The Razer Phone 2 is expected to launch later this year – here’s everything you need to know about the gaming-focused smartphone sequel
Razer, best known for its high-end PC gaming hardware, burst onto the smartphone scene towards the tail end of 2017 with the aptly-titled Razer Phone. Perhaps rather surprisingly for a first effort – or perhaps not, given the top-notch quality of their gaming devices – it was a superb handset, earning high praise in Nathan’s original review.
It stood out among its flagship rivals thanks to its unique 120Hz screen, high-end internal components and strong gaming capabilities, but Razer might be looking at one-upping its gaming-focussed smartphone later this year. Seven months on from the release of their first phone, whispers about the launch of the second iteration are only getting louder.

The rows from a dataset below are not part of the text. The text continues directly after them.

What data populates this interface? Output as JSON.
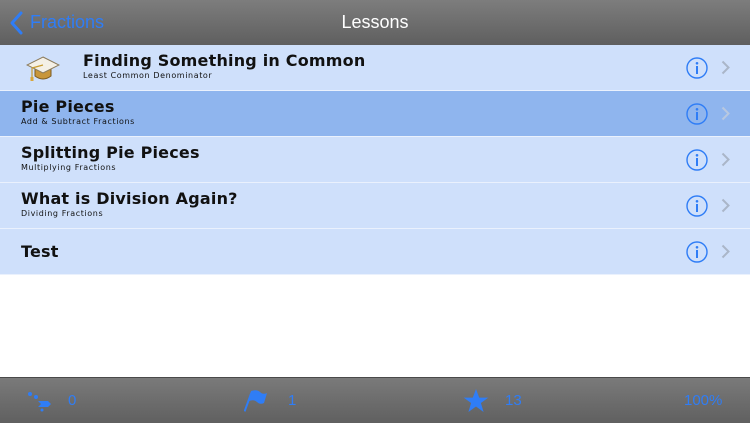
{
  "nav": {
    "back_label": "Fractions",
    "title": "Lessons"
  },
  "lessons": [
    {
      "title": "Finding Something in Common",
      "subtitle": "Least Common Denominator",
      "selected": false,
      "icon": "graduation-cap-icon"
    },
    {
      "title": "Pie Pieces",
      "subtitle": "Add & Subtract Fractions",
      "selected": true
    },
    {
      "title": "Splitting Pie Pieces",
      "subtitle": "Multiplying Fractions",
      "selected": false
    },
    {
      "title": "What is Division Again?",
      "subtitle": "Dividing Fractions",
      "selected": false
    },
    {
      "title": "Test",
      "subtitle": "",
      "selected": false
    }
  ],
  "toolbar": {
    "items": [
      {
        "icon": "trail-icon",
        "value": "0"
      },
      {
        "icon": "flag-icon",
        "value": "1"
      },
      {
        "icon": "star-icon",
        "value": "13"
      },
      {
        "icon": "",
        "value": "100%"
      }
    ]
  },
  "colors": {
    "accent": "#2f7df6",
    "row": "#cfe0fb",
    "row_selected": "#8fb5ee",
    "bar": "#6e6e6e"
  }
}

A September release date is pencilled in for the imaginatively-titled Razer Phone 2 and, if true, the list of leaks will increase as the rumoured announcement date creeps ever closer. So, if you want to know what we do, just read on for all the information you need about the Razer Phone 2.
We’ll be updating this page as and when more information emerges, so be sure to check back in to see what’s in store for the Razer Phone 2.
Razer Phone 2 release date: When will it come out?
The new Razer Phone 2 is likely to be unveiled later this year, with an internal source citing a September launch, according to FrAndroid. The first-gen Razer Phone was launched in late 2017, so the September release date makes sense as a matter of consistency.
If the September launch is to be believed, we can speculate that the Razer Phone 2 will be unveiled at IFA 2018 – the Berlin technology trade show, which runs from 31 August to 5 September.
Bear in mind that the source is unverified and that Razer are still newcomers to the smartphone game after all, and another high-end release merely a year after their first effort would be rather unexpected.
Razer Phone 2 price: How much will it cost?
Again, there’s not a lot to go on here, but we can still make an educated guess about the Razer Phone 2’s price, if we take a look at how much its predecessor cost when it launched last year.
When it was launched, the Razer Phone cost £695 – though it was £100 cheaper if you picked one up directly from Three. For a similar-quality phone, packed with gamer-friendly features like the first one, we’d expect the price to be roughly similar or perhaps a little more expensive.
Razer Phone 2 design: What will it look like?
While the Razer Phone was well-built and crammed with fantastic features, its looks were rather divisive. It certainly wasn’t equipped with the same narrow-bezel design or edge-to-edge screen of many its top-of-the-range rivals. The matte black aluminium chassis and sharp corners weren’t for everyone – and played havoc with jean pockets.
At this rather early stage, there are no leaked photographs or renders of the new phone. I don’t expect Razer will differ too much from the original design, although I would hope the gaming firm will address the predecessor’s design shortfalls.
Note – the images used in this article are of the first-gen Razer Phone.
Razer Phone 2 features and spec: What does it do?
Yet again, there’s very little to go on with the Razer phone 2’s features. However, with the first Razer Phone featuring a 5.7in 120Hz display, 8GB of RAM, 64GB of storage, an impressive 4,000mAh battery and a pair of 12-megapixel rear cameras, we would expect largely similar specs – with upgrades to the cameras and CPU, perhaps.
Some Razer PC peripherals, such as the Mamba Hyperflux mouse, feature wireless charging via the company’s Hyperflux technology, too. We don’t know whether wireless charging is on the cards for the Phone 2 just yet, but it would be a welcome addition.
Razer’s Project Linda – first shown off as a concept at CES 2018 in January – is expected to be announced alongside the company’s new smartphone. Essentially, this is a laptop that’s powered entirely by a phone, which is achieved by slotting the Razer (or possibly the Razer 2) into the space usually occupied by the trackpad.